“Houses are like people—some you like and some you don’t like—and once in a while, there’s one you love.”
Lucy M. Montgomery
Emily Climbs, 1925
It is also a story about trees, trains, and—above all—apples.
- 1870: Frederick A. Hihn builds a sawmill on Valencia Creek.
- 1876: Santa Cruz Railroad opens; the Betsy Jane and Pacific depart opposite ends of the county and meet in Aptos.
- 1881: Southern Pacific acquires Santa Cruz Railroad. Valencia School constructed on Valencia School Road to serve the lumber mill town of Valencia.
- 1883: Southern Pacific completes track and builds spur line into Aptos Canyon. Frederick Hihn opens lumber mill on Trout Gulch Creek.
- 1883-1923: Logging era produces 140 million board-feet of lumber. Aptos Village expands to three hotels, thirteen saloons, two railroad stations, and a deep-sea pier.
- 1931: Valencia School on Valencia School Road closes, fifty years after its doors opened. The distinctive two-story building, located directly across from 525 Valencia School Road, was later demolished.
Determined, resourceful German immigrant Frederick A. Hihn (pronounced Heen) and Claus “Sugar King” Spreckels financed the first railroad into Santa Cruz County. Hihn made his fortune—and became the county’s first self-made millionaire—harvesting redwoods: At peak production, his Aptos Mill turned out some 40,000 board-feet of lumber every day. Felled trees were efficiently milled into lumber and shipped out on the railroad as redwood harvesting became the foremost Aptos industry.
Forty years after the massive and relentless logging operations began, the last clearcut redwood fell in the now stark and lonely Aptos Hills. When that day came, as he knew it must, Frederick Hihn was ready. He planned the future, and it was apples.
As the logging industry slackened at the turn of the 20th century, Frederick Hihn hired unemployed lumberjacks to plant apple orchards where redwoods once stood; he then sold his orchards to the newfound apple farmers who were granted ten years to pay off their debt. It was a shrewd move: Hihn controlled the entire supply chain, from apple growing to picking, packing, drying, and shipping—even a vinegar works, which processed apple skins and leftovers.
Already a booming industry in Watsonville, by 1908 the Pajaro Valley had become the largest apple producer on earth, and fruit from the valley’s million trees was shipped throughout the United States and as far as Europe and Asia.

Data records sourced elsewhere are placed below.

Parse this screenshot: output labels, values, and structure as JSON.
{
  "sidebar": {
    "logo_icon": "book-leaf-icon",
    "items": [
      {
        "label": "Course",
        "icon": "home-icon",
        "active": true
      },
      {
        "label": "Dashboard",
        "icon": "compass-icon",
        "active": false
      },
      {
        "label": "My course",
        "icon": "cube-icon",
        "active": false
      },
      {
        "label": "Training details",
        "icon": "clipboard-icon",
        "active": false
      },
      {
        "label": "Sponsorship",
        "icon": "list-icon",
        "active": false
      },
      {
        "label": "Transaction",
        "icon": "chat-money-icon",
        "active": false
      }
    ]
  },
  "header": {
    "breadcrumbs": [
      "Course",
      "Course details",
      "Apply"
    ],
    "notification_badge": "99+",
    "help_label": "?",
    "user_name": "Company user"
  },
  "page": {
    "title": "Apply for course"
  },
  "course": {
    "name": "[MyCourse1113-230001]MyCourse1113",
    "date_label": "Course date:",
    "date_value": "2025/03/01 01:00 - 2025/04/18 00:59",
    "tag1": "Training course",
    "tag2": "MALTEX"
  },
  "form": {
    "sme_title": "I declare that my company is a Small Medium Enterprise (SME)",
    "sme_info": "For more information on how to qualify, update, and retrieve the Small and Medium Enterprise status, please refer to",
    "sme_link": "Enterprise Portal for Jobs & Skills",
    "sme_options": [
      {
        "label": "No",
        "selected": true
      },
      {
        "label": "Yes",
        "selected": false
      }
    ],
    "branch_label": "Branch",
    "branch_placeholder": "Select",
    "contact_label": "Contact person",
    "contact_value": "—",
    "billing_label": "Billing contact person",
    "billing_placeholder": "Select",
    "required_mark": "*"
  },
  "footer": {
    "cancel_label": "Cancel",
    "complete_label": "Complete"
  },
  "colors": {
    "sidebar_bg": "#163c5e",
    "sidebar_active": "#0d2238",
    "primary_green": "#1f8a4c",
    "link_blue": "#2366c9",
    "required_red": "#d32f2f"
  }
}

Aptos apples from Valencia were the finest apples in the county, and for years and years won most of the top prizes at the “Apple Annual” in Watsonville. One of the most popular varieties was (and is) the Newtown Pippin, a crisp, sweet-tart green variety that’s great to eat and perfect for juice—just ask Martinelli’s, which still harvests Aptos apples to make their world-famous juices—including Newtowns still grown here, at 525 Valencia School Road, from trees planted a century ago.
San Francisco-based architect Edward Mullen designed this house to be his own: an elegant, distinctive, and approachable home in a beautiful spot with an interesting history, away from corrosive city noise and commotion. With an architect’s fine eye, Mullen heaped hours and more hours to perfectly siting the house, to creating its noble lines and beautiful proportions. One look is enough to tell how well he succeeded.
Sadly, Edward Mullen didn’t live to see his home completed. The unfinished house was purchased in 1986 by the only family that has ever called it home: ours. With enormous care, and to honor Mr. Mullen’s inspired design, we devoted ourselves, heart and soul, into crafting and preserving the home you see today.
Almost a century after the school was built, its distinctive architecture lives on in 525 Valencia School Road. I’ll never know for sure if that was Mr. Mullen’s aim. But he was a meticulous man. I believe that long before a backhoe dug its teeth into the ground, Mullen planned that architectural echo, a respectful nod to the early days of Aptos and its captivating history.
We’ve loved, loved this home and the land it stands upon for thirty-one years. Our son was married here. Dogs (and the occasional cat) have bounded through the orchard gleefully chasing the countless apples we tossed for them. Every spring, we watch for the first quail to show up with a dozen or more chicks in tow. And October! Everything smells like pie, and light’s the color of honey.
Now the ownership of this beautiful, unforgettable place will be turned over to a new family — maybe yours. We wish you years of contentment. And a dog who thinks chasing apples is just the best game ever.